Mr. Souto said he’d brought forth the item after seeing group fighting and other misbehavior while voting during the previous election.

“I said, ‘This is unreal. This is totally abnormal [and] unacceptable,’” he said. “We need to bring civility into Miami-Dade County and let everyone, regardless of which part of the county [they’re from], to vote in a calm, civilized and organized way.”

The item received sweeping support from every commissioner present on the dais, two of whom – Jose “Pepe” Diaz and Barbara Jordan – added their names as co-sponsors.

“People are getting to the point where they don’t even want to go vote… because of the intensity,” Mr. Diaz said. “And when you ask that the person from that particular precinct do something, they said their hands are tied, that it would interfere with the right to free speech. I don’t think free speech falls into the part about disturbance of other people.”

State law provides that local elections departments, through early voting locations’ elections boards, are charged with maintaining order within 100 feet of the entrance to voting locations.

But state law prohibits elections departments from taking corrective action outside the100-foot “no-solicitation zone” against political campaigning. Instead, enforcement of any aggressive or intrusive tactics is left to law enforcement and “other regulatory bodies under the law that control the conduct of regular activity within the county,” the report said.

The Miami-Dade Elections Department served about 883,000 voters through early voting periods in the last four county-wide elections, the report said.
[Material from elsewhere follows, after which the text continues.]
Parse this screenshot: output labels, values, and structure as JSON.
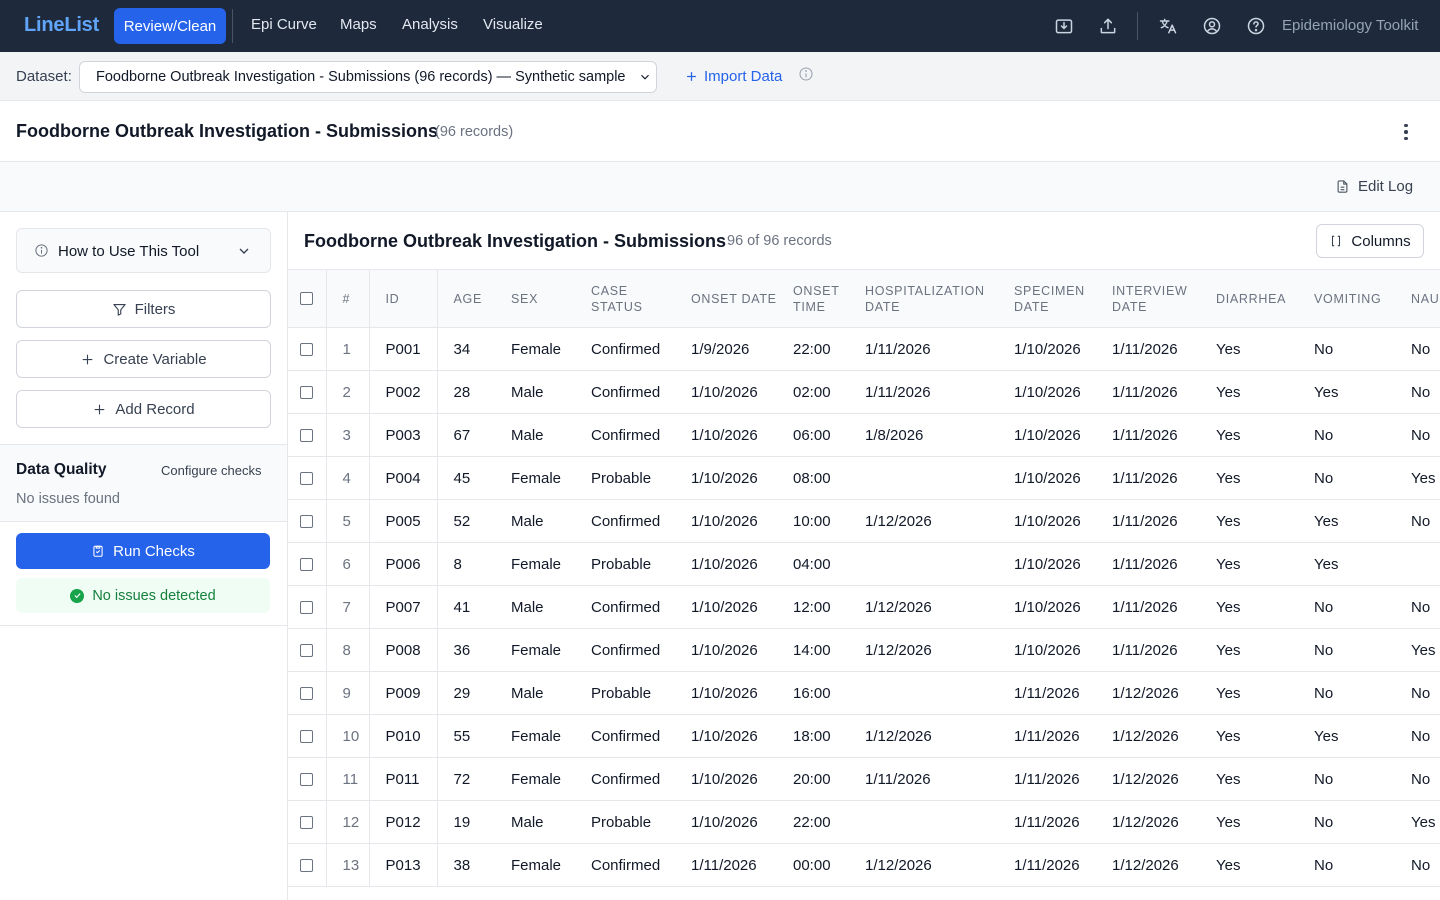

During that time, the county received 42 documented complaints, including:

■12 for the 2018 general election, of which six were for use of bullhorns and other loud music, two were for aggressive campaigning outside the 100-foot zone and one was for fighting among campaigners.

■Seven complaints during the 2018 primary election, of which five were for aggressive campaigning, including one instance of damaging personal property.

■13 complaints during the 2016 general election, of which 10 were for aggressive campaigning, including two instances of voter harassment and one report among campaigners that required police intervention.

■10 complaints during the 2016 primary, of which seven were for aggressive campaigning, including one instance in which campaigners were seen “bombarding” elderly voters and insisting on offering “voting assistance,” and one instance of fighting among campaigners that required police intervention.

Complaints received for actions at voting locations are handled case-by-case, the mayor’s report said, and “routinely resolved without the need for law enforcement intervention.”

But since the conduct of political campaign activities outside the 100-foot polling zone is not actively monitored, the records of complaints “may not paint a complete picture of campaign activities…”

The report said the county elections department consulted elections supervisors from eight other Florida counties, including Broward, Palm Beach, Orange and Seminole, and found none has any election-specific regulation to preserve a campaign’s right to free speech and access to voters.

Because Miami-Dade has up to 30 voting locations, hundreds of candidates and thousands of campaigns, the report said, “it can be challenging… to maintain order and civility, [a] delicate balance” between free speech and the right to vote without being harassed.

To improve voters’ experience, the county elections department recommended:

■Continued enforcement of the 100-foot “no-solicitation zone.”

■Assigning an additional parking lot attendant to locations with heavier turnouts and large parking lots “to assist in maintaining order… and ensure voters have clear access to the poll.”

■That the county police department place early voting sites on its patrol routes “to ensure there is no obstruction of roadways, early voting site entrances and/or any other public safety concerns.”

■Notification of the county police department in the event a complaint is lodged to the elections department regarding aggressive or intrusive campaign tactics.